··· DATASET CONTENT

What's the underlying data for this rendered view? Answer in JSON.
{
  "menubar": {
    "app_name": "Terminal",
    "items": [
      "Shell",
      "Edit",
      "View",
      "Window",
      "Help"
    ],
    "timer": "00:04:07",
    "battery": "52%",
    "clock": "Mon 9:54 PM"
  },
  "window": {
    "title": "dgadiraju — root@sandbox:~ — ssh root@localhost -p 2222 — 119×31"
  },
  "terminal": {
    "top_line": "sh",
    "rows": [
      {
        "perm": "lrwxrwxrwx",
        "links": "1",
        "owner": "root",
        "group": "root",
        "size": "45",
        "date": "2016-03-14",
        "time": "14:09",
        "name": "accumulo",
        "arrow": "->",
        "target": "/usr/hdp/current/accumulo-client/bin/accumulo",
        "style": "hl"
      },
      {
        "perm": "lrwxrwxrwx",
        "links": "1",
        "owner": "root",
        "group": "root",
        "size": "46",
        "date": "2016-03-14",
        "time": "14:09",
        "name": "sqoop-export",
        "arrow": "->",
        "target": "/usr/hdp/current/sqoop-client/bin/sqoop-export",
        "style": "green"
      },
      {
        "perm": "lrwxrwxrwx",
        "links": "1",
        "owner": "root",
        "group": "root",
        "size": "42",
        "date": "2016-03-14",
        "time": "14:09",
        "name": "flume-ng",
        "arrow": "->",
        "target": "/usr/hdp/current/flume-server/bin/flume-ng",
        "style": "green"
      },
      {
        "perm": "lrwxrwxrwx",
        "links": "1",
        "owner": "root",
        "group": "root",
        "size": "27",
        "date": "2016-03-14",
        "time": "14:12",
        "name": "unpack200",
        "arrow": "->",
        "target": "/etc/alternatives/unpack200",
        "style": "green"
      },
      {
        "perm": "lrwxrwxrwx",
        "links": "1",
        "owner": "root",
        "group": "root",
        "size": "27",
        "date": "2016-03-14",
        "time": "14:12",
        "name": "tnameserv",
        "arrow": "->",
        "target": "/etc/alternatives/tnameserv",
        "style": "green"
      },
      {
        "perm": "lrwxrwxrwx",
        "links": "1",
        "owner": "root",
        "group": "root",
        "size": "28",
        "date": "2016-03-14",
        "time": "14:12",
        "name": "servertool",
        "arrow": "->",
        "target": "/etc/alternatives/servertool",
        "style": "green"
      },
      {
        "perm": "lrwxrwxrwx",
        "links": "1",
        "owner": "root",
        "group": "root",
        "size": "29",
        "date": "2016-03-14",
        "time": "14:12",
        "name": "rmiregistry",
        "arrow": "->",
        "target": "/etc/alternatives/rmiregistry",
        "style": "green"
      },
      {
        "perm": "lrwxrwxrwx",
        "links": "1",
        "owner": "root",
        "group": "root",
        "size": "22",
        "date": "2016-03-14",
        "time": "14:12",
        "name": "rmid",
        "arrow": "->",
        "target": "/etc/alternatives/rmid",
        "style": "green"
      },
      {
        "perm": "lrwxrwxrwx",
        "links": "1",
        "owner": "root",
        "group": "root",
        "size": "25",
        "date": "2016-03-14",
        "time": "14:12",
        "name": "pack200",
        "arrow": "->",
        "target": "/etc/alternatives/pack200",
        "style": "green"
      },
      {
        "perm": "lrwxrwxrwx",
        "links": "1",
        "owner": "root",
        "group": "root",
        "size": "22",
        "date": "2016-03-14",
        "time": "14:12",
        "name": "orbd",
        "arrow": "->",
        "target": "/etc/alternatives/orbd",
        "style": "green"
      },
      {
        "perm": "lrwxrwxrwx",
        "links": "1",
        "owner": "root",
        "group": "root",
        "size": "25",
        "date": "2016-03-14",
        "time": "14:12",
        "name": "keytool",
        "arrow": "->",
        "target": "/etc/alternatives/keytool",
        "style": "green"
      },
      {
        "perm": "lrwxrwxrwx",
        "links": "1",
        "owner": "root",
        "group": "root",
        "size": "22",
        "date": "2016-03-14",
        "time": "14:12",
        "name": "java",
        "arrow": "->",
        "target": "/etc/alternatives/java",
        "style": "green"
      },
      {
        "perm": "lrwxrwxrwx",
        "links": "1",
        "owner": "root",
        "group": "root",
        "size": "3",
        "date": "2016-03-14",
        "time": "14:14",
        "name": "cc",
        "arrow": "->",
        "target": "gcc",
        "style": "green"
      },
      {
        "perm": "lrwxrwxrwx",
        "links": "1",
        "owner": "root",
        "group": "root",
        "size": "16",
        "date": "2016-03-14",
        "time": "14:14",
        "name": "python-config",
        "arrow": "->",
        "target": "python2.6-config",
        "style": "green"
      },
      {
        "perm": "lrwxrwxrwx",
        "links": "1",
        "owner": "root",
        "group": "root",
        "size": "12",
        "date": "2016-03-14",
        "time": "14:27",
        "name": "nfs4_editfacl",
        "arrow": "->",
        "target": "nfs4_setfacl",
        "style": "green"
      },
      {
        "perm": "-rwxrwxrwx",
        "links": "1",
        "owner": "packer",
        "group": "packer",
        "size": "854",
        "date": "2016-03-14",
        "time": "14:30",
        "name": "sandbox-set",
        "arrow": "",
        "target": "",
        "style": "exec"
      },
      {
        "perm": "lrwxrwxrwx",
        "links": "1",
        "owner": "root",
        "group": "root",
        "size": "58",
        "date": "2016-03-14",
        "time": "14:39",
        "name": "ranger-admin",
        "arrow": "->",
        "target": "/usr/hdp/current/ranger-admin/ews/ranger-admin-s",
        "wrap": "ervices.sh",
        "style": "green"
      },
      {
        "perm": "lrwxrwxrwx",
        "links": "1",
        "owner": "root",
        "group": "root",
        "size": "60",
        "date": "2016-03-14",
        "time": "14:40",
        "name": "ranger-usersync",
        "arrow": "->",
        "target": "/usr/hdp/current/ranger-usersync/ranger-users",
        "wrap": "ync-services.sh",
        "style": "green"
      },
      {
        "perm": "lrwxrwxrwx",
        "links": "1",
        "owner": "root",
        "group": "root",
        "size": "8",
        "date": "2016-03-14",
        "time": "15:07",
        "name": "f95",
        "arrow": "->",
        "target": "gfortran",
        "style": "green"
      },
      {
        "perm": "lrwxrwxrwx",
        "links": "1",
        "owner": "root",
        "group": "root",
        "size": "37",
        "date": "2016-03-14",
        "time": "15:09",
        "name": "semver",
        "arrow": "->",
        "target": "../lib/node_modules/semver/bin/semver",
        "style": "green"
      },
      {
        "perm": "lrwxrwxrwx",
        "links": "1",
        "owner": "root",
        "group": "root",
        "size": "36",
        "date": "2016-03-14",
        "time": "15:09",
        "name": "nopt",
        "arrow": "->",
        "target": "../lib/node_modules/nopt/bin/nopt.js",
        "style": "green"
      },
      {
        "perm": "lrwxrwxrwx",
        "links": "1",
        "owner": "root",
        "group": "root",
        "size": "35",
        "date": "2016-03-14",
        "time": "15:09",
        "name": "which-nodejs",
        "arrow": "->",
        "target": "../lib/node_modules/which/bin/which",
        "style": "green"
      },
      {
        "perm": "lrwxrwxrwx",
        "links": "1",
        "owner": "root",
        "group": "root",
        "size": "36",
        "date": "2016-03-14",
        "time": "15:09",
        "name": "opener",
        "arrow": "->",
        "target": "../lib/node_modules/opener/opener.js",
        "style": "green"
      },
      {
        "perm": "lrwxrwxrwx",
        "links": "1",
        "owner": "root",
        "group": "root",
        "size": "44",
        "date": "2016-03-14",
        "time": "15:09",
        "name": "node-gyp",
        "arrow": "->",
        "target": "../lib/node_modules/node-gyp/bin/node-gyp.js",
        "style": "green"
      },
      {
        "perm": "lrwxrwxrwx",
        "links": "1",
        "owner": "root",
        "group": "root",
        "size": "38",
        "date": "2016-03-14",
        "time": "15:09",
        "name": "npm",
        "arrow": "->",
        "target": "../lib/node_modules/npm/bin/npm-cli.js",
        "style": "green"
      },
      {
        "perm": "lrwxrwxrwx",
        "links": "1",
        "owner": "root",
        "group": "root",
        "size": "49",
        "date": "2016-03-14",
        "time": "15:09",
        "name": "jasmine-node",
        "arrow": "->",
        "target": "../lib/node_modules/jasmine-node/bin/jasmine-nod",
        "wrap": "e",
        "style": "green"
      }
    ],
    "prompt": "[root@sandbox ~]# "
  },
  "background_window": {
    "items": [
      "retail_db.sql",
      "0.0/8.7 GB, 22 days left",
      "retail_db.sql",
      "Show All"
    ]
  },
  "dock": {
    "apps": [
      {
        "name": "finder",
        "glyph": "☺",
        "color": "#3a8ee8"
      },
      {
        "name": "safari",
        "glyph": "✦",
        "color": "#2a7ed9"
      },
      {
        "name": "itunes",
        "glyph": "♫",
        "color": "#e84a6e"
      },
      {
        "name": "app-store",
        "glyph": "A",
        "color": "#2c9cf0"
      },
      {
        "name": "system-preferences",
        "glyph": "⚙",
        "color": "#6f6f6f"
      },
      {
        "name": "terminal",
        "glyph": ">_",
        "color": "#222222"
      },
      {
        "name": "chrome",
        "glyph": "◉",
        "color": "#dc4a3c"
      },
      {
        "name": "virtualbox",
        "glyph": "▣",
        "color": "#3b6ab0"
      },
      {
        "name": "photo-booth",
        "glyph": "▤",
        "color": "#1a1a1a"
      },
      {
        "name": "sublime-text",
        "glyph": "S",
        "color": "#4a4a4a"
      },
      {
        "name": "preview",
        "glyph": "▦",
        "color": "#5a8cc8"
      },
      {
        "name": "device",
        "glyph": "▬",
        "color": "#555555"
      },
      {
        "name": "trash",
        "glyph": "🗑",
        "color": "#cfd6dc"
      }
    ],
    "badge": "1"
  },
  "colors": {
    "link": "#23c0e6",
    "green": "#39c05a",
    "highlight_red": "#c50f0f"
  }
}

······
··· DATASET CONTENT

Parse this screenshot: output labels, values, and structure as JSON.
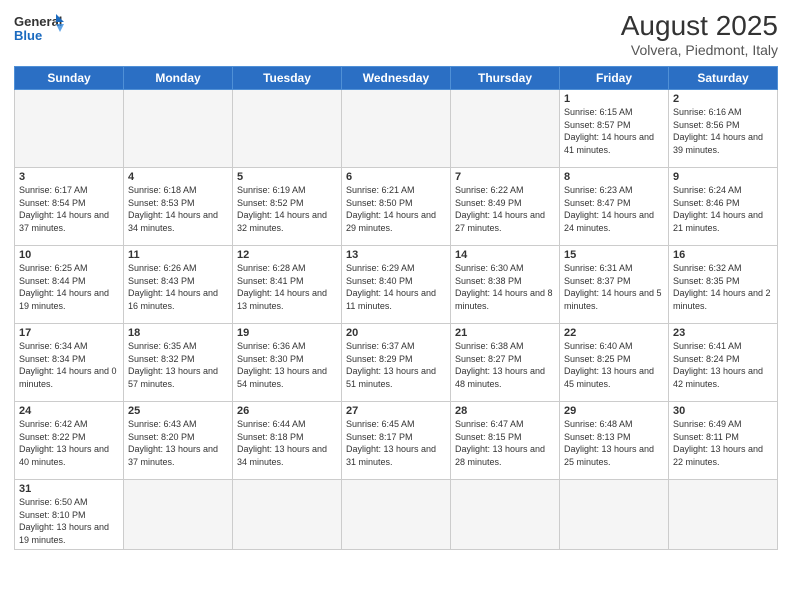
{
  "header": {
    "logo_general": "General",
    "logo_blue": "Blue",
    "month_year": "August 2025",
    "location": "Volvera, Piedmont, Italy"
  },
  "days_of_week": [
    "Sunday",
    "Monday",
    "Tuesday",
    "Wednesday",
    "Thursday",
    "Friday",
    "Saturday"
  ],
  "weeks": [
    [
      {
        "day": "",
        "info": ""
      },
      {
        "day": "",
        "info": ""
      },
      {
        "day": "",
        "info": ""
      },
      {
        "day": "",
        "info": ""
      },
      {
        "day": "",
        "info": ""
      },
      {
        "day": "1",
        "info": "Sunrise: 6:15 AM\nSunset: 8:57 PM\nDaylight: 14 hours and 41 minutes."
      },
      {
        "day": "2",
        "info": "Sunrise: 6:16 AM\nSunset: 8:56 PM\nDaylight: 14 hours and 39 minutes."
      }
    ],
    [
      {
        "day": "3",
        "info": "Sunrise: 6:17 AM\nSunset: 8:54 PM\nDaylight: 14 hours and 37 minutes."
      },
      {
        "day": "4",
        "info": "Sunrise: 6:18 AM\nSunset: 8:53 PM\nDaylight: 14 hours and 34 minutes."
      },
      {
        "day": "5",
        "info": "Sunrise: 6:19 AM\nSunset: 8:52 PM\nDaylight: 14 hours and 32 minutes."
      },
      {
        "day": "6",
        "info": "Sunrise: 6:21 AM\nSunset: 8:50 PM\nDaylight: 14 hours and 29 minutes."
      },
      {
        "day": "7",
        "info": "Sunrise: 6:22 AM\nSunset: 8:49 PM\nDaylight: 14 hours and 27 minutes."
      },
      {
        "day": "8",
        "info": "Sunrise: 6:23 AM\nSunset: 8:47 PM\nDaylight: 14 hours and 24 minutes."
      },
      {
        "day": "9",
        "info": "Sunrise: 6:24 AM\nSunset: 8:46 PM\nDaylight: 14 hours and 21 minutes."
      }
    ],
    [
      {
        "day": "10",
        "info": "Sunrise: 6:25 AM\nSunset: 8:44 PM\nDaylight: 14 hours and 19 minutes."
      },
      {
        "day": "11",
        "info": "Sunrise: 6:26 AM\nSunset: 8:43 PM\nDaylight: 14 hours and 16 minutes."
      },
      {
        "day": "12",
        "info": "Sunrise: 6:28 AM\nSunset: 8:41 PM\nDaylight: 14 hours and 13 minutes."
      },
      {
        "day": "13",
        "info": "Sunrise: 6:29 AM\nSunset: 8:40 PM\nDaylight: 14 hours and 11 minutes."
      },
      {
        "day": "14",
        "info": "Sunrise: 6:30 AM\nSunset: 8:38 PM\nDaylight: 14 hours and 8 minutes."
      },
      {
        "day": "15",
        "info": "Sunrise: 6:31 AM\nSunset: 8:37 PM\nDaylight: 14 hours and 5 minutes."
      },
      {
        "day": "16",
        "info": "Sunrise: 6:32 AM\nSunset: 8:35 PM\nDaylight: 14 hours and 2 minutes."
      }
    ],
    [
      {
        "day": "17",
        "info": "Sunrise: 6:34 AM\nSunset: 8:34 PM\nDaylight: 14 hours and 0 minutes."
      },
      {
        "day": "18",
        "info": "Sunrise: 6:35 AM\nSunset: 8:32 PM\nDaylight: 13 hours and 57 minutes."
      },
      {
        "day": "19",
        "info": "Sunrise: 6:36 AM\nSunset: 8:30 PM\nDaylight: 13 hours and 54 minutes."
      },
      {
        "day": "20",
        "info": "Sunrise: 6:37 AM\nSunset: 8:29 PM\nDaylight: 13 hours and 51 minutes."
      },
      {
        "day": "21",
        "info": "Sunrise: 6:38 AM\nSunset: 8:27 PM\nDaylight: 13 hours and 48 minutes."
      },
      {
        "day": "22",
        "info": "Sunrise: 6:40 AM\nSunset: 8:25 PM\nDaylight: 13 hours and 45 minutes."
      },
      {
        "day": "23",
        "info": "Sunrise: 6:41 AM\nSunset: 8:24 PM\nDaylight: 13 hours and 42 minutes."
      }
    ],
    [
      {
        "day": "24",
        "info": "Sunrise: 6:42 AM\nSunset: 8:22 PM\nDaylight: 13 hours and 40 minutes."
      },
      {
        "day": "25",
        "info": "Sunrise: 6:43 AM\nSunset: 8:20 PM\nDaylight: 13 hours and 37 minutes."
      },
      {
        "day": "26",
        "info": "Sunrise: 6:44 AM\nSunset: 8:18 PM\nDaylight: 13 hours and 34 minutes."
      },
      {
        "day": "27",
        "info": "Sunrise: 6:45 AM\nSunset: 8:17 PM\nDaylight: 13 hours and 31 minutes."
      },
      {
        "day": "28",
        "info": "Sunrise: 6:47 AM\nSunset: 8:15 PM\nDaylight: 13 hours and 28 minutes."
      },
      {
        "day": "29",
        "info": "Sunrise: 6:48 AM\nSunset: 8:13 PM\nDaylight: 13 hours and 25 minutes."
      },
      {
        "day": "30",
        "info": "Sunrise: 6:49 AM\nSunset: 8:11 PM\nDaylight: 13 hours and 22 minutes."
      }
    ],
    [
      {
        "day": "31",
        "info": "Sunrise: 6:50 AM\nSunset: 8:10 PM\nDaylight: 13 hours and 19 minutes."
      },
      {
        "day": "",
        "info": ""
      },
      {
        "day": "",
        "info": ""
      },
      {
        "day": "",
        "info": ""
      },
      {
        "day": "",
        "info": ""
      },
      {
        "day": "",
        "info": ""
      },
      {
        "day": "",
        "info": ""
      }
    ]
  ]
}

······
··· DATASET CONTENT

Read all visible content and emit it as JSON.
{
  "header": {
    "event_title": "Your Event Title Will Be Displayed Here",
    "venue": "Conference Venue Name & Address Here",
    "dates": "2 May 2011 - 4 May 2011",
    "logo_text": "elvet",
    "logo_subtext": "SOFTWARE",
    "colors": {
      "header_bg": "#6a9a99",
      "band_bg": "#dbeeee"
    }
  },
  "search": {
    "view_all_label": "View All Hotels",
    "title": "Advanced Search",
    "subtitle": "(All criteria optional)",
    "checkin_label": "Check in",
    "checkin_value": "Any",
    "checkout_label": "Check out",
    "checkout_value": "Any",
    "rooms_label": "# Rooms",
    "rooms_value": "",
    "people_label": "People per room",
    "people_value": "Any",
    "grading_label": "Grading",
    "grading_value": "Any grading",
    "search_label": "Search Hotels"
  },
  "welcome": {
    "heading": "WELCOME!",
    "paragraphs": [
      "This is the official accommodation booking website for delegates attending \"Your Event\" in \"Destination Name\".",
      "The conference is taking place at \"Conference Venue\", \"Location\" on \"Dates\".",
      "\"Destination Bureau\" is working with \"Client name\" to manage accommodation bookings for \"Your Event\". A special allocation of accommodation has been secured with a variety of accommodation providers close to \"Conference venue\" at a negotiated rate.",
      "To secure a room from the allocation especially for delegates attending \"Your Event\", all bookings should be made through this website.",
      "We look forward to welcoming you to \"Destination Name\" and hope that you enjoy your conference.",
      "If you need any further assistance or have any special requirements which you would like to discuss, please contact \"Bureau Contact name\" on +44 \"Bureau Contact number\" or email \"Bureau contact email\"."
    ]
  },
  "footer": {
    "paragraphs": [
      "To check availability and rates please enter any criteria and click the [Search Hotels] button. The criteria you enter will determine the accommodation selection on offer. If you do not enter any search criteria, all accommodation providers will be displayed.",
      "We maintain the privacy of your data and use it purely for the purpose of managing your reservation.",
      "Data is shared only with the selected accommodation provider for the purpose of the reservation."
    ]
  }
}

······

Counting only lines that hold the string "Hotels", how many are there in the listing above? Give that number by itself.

*OUTPUT OF THE TASK*
3